*B*is the Beta function (evaluated using a numerical approximation in Matlab) and

*m*controls the kurtosis of the distribution (

*m*> 3/2). The parameter

*σ*and

*μ*control the mean and standard deviation of the distribution. An asymmetric prediction is derived by generating two distributions with a common mean and kurtosis (the first and second free parameters), but with different standard deviations (

*σ*

_{1}and

*σ*

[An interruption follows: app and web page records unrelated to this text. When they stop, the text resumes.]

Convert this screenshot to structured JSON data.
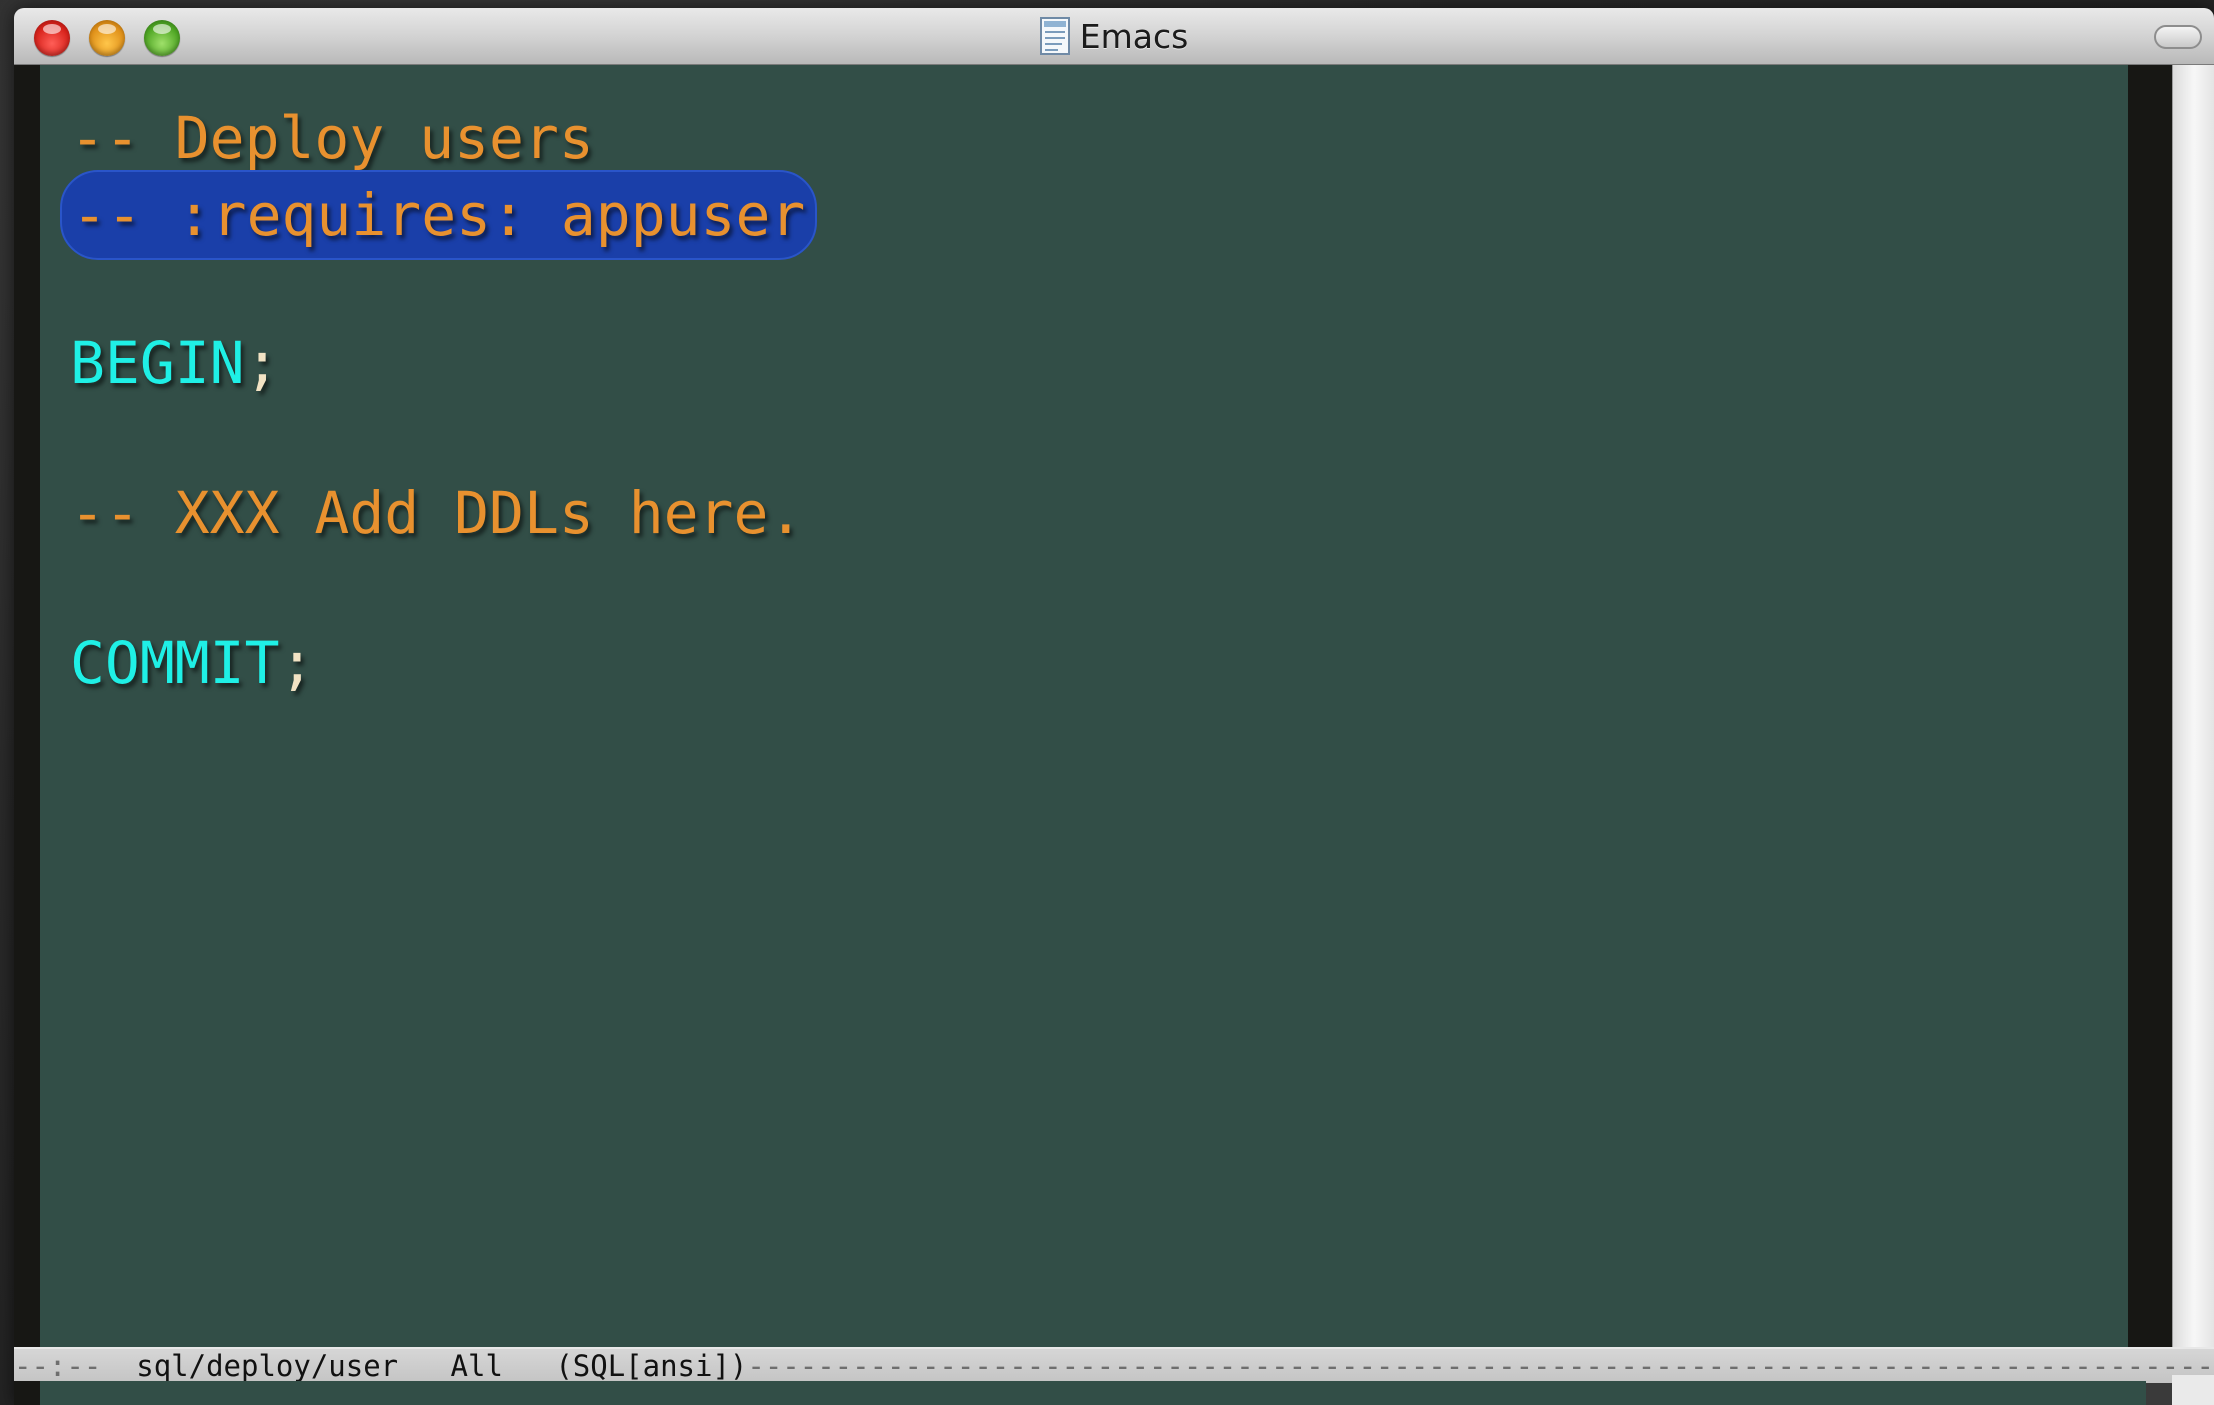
{
  "window": {
    "title": "Emacs"
  },
  "editor": {
    "lines": [
      [
        {
          "text": "-- Deploy users",
          "kind": "comment"
        }
      ],
      [
        {
          "text": "-- :requires: appuser",
          "kind": "comment",
          "highlighted": true
        }
      ],
      [],
      [
        {
          "text": "BEGIN",
          "kind": "keyword"
        },
        {
          "text": ";",
          "kind": "punct"
        }
      ],
      [],
      [
        {
          "text": "-- XXX Add DDLs here.",
          "kind": "comment"
        }
      ],
      [],
      [
        {
          "text": "COMMIT",
          "kind": "keyword"
        },
        {
          "text": ";",
          "kind": "punct"
        }
      ]
    ]
  },
  "modeline": {
    "status": "--:--",
    "buffer": "sql/deploy/user",
    "position": "All",
    "mode": "(SQL[ansi])"
  },
  "colors": {
    "background": "#324e47",
    "comment": "#e8912f",
    "keyword": "#1ff0e6",
    "highlight": "#1a3fa9"
  },
  "icons": {
    "close": "close-button-icon",
    "minimize": "minimize-button-icon",
    "zoom": "zoom-button-icon",
    "document": "document-icon",
    "toolbar": "toolbar-toggle-icon"
  }
}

_{2}, the third and fourth parameters), matching the peaks of the two distributions and joining the left component of one distribution with the right of the other, at the point of the mean. The final (fifth) parameter is an overall scaling factor. Note that these distributions are fit only for graphical purposes: all statistics of kurtosis, etc., reported below are computed from the raw data not from the parameters of the fit.

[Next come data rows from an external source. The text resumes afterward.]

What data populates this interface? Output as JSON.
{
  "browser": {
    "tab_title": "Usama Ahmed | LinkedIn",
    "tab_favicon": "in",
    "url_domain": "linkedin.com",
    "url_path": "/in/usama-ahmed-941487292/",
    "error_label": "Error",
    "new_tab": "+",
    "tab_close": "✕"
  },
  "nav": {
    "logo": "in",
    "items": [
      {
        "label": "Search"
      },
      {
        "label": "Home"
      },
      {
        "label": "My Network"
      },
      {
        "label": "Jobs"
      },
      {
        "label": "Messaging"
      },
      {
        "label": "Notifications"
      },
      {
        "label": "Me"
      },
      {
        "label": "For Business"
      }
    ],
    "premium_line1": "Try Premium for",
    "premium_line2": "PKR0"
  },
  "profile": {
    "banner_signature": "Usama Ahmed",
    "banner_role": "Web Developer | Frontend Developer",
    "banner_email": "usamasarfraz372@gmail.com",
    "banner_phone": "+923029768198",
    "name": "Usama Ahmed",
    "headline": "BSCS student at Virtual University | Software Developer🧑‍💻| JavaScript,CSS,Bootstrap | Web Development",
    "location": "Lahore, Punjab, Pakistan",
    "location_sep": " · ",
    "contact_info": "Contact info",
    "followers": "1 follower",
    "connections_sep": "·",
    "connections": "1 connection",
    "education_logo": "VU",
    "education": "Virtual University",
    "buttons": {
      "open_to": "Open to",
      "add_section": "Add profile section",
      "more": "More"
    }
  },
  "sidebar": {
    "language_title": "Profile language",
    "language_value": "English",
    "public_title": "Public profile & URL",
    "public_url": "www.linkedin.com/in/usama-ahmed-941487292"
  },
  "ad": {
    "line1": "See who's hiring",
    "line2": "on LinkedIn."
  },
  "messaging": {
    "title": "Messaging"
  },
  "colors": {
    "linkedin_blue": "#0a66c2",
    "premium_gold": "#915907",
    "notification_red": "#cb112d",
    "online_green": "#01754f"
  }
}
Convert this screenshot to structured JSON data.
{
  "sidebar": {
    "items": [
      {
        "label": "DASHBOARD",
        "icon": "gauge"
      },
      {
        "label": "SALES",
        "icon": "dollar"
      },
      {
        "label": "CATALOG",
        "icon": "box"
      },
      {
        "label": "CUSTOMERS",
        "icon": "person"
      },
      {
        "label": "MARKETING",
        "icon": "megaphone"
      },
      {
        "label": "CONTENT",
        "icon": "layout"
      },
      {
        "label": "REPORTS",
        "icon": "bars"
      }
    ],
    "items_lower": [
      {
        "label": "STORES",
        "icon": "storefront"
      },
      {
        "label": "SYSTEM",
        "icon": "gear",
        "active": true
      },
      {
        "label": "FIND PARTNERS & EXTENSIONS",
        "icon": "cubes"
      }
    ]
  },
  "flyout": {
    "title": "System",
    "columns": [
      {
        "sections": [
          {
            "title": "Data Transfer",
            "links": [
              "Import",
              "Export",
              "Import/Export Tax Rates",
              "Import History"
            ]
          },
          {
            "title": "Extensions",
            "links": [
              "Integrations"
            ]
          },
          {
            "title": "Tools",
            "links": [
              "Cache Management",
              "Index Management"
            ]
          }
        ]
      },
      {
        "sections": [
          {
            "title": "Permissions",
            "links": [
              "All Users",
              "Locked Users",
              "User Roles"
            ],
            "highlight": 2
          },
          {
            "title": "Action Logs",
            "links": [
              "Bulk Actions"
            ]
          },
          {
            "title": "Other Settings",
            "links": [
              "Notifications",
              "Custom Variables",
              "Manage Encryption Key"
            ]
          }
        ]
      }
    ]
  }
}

*toward*135°. There are two possible explanations for this. First, we sampled test directions much more coarsely (22.5° steps from 0 to 347.5°) in Experiment 1 compared to here (±15°, ±7.5°, ±3.75°, ±1.87°, and 0°), so that we may have simply missed the fine structure of the observers' bias around 135°. Second, the direction repulsion effects we see (in the pooled data) may in some sense be defined relative to the center of the range of directions presented. This makes sense if the observers are using this direction as an implicit reference relative to which they make their (absolute) judgments of direction. We return to this point in the General discussion section. An interesting difference with the data from Experiment 1 concerns the skew of the distributions. In Experiment 1, distributions of reported directions were fairly symmetrical (i.e., skew was on average 0) whereas here we see pronounced skew of some distributions (e.g., with a 94° test). The direction of this skew is such that the longer tails tend to point away from the true direction. We return to this point below when we compare quantitative estimates of skew across conditions.

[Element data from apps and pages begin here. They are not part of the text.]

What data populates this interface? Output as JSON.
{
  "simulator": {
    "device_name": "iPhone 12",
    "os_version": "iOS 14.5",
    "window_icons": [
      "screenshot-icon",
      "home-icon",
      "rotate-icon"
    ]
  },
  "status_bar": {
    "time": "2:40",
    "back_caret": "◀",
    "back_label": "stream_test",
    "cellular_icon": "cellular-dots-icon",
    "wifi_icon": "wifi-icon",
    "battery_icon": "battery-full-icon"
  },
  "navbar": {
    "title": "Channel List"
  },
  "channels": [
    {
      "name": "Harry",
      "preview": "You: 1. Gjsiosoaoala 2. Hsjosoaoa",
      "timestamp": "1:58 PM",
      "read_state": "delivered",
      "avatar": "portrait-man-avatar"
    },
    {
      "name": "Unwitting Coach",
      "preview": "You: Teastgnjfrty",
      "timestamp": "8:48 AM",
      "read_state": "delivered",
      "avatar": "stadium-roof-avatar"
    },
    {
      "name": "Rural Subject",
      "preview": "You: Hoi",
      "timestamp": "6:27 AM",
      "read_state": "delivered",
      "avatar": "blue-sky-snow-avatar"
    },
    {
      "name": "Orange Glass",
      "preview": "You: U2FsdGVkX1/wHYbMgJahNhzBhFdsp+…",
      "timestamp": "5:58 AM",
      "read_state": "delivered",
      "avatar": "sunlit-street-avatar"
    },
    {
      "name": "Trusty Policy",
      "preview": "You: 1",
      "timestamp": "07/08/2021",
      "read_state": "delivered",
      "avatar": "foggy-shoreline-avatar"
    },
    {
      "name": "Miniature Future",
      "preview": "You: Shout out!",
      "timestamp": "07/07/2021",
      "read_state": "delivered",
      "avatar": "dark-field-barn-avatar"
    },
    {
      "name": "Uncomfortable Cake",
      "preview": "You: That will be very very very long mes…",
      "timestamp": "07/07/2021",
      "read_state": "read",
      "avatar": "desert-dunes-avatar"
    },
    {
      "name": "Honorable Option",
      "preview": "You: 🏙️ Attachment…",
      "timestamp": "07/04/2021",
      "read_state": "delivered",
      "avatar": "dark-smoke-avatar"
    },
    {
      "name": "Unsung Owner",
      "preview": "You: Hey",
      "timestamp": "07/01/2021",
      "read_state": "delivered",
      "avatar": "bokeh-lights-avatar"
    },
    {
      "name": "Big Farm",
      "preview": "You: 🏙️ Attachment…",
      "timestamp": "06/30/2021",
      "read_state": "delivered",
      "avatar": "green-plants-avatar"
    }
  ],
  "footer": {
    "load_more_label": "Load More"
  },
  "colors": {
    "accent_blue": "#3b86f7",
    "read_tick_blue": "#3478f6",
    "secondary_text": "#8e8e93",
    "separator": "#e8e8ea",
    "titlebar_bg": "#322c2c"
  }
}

*amplification*of underlying direction repulsion (i.e., present before adaptation). For example, the tendency to see directions that are slightly clockwise of 90° as further clockwise than is veridical is exaggerated by adaptation (and vice versa for anticlockwise directions). This effect is present but subtle for subject SCD but is pronounced for MB. The modulation of skew around 90° (with equal and opposite signs) observed in the unadapted condition is also seen after adaptation. Although the skew effect is not altered by adaptation, the replication of this subtle effect is striking.

*t*-tests of the bootstrapped estimates of the

*σ*parameter of the psychometric functions) in four of the five subjects (all but DMA1) and that adapting to 135° produces improvement in only one of the subjects (DMA2). The reliable improvement in discrimination following adaptation to 90° is interesting because it occurred even though the variability of direction judgments was not altered by adaptation. As the group averages in Figure 8 show, the primary effect of adaptation was to alter bias, not standard deviation. This simulation demonstrates that adaptation can lead to improved discrimination due to changes in bias.

*k*= 3.0,

*s*= 0.26; natural scene:

*k*= 3.0,

*s*= 0.27), whereas on the cardinal directions kurtosis rises to 4.3 (

*s*= 0.67) for fractals and 4.5 (

*s*= 0.35) for natural scenes. Our data also reveal that skewed distributions lie next to the cardinals (Figure 7, bottom of third column), which may be critical as flanking distributions play a key role in improving discrimination (Jazayeri & Movshon, 2007; Regan & Beverly, 1985). When the elevation in kurtosis on the cardinals (indicating “peaky” distributions) is combined with skewed flanking distributions (see Figure 9b), we consider there is ample scope for statistics other than simple variance to drive 2AFC performance lower than variance-only models would predict.